The statewide network of weather monitoring stations is called the mesonet.
Typically, each station’s a thirty-three-foot high tower in the middle of a clearing, equipped with all kinds of weather instruments like temperature gauges and wind vanes.
With access to only 27 of these stations in the state right now, meteorologists working on the project are excited about creating a denser network. Chris Thorncroft is one of them. He says eventually there’ll be 125 stations across New York - at least one in each county.
"In order to know what's really happening associated with a strong storm, we need a high concentration of observations around the state to see that. So we could have a storm moving over the state that is dropping a load of rainfall in a location and we currently don't see it.”
Each of these stations would collect data and transmit it to a central computer, where it would be checked for accuracy and then shared with the public.
Governor Cuomo has said the data collected by the mesonet would help better predict storms. Chris Thorncroft says more quality data is always good, but these systems would actually be best at understanding what's happening right now - like the technological equivalent of sticking your hand out the window, if your hand was equipped with thousands of dollars’ worth of environmental sensors.

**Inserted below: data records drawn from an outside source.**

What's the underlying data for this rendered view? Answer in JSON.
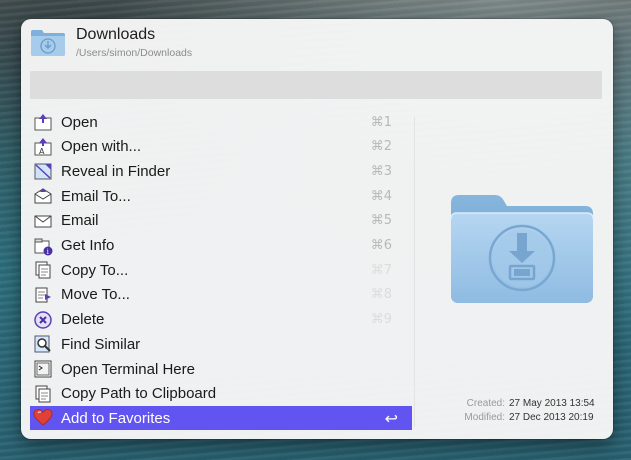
{
  "header": {
    "title": "Downloads",
    "path": "/Users/simon/Downloads"
  },
  "search": {
    "value": ""
  },
  "actions": [
    {
      "label": "Open",
      "shortcut": "⌘1",
      "icon": "open-icon"
    },
    {
      "label": "Open with...",
      "shortcut": "⌘2",
      "icon": "open-with-icon"
    },
    {
      "label": "Reveal in Finder",
      "shortcut": "⌘3",
      "icon": "reveal-icon"
    },
    {
      "label": "Email To...",
      "shortcut": "⌘4",
      "icon": "email-to-icon"
    },
    {
      "label": "Email",
      "shortcut": "⌘5",
      "icon": "email-icon"
    },
    {
      "label": "Get Info",
      "shortcut": "⌘6",
      "icon": "info-icon"
    },
    {
      "label": "Copy To...",
      "shortcut": "⌘7",
      "icon": "copy-icon"
    },
    {
      "label": "Move To...",
      "shortcut": "⌘8",
      "icon": "move-icon"
    },
    {
      "label": "Delete",
      "shortcut": "⌘9",
      "icon": "delete-icon"
    },
    {
      "label": "Find Similar",
      "shortcut": "",
      "icon": "find-similar-icon"
    },
    {
      "label": "Open Terminal Here",
      "shortcut": "",
      "icon": "terminal-icon"
    },
    {
      "label": "Copy Path to Clipboard",
      "shortcut": "",
      "icon": "copy-path-icon"
    },
    {
      "label": "Add to Favorites",
      "shortcut": "↩",
      "icon": "heart-icon",
      "selected": true
    }
  ],
  "meta": {
    "created_label": "Created:",
    "created_value": "27 May 2013 13:54",
    "modified_label": "Modified:",
    "modified_value": "27 Dec 2013 20:19"
  },
  "colors": {
    "selection": "#6254f0",
    "folder": "#9cc4e4"
  }
}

Thorncroft says this information has several applications. including enabling emergency management services to respond faster. In the future, he says his network would also help measure the effects of climate change on the state.
The New York State Mesonet isn’t the first of its kind. The University at Albany is modeling much of the network after Oklahoma’s, and other states like Texas, California and Iowa have their own mesonets in place. But New York's mesonet would be the most sophisticated developed so far. Seventeen of the 125 weather stations would be outfitted with laser technology, capable of recording atmospheric data up to six miles high. Why us that such a big deal? Because it’s the biggest innovation to how that information is gathered in more than 100 years.
Jason Franklin is the meteorologist in charge at the National Weather Service in Buffalo. They’re one of three sites across the state that uses weather balloons.
“Twice a day, one staff member goes over to our shelter and fills up the balloon with helium, and then attaches the instrumentation to it, and then lets it go.”
The instruments transmit data back to the ground as they disappear into the atmosphere. The National Weather Service reports only about 20% of that equipment ever finds its way back home. Not only does this cost over 350,000 dollars a year, Chris Thorncroft says it doesn’t even provide adequate information on the atmosphere over the state.
“Instead of having three sites twice a day, we're going to have seventeen sites every five minutes. And, we like to use the word game changer.”
These special stations, called profiling stations, could help meteorologists determine the difference between a snow storm and an ice storm, for instance. They could also have non-weather related uses, like tracking the movement of toxic chemicals in the event of a terrorist attack or industrial accident.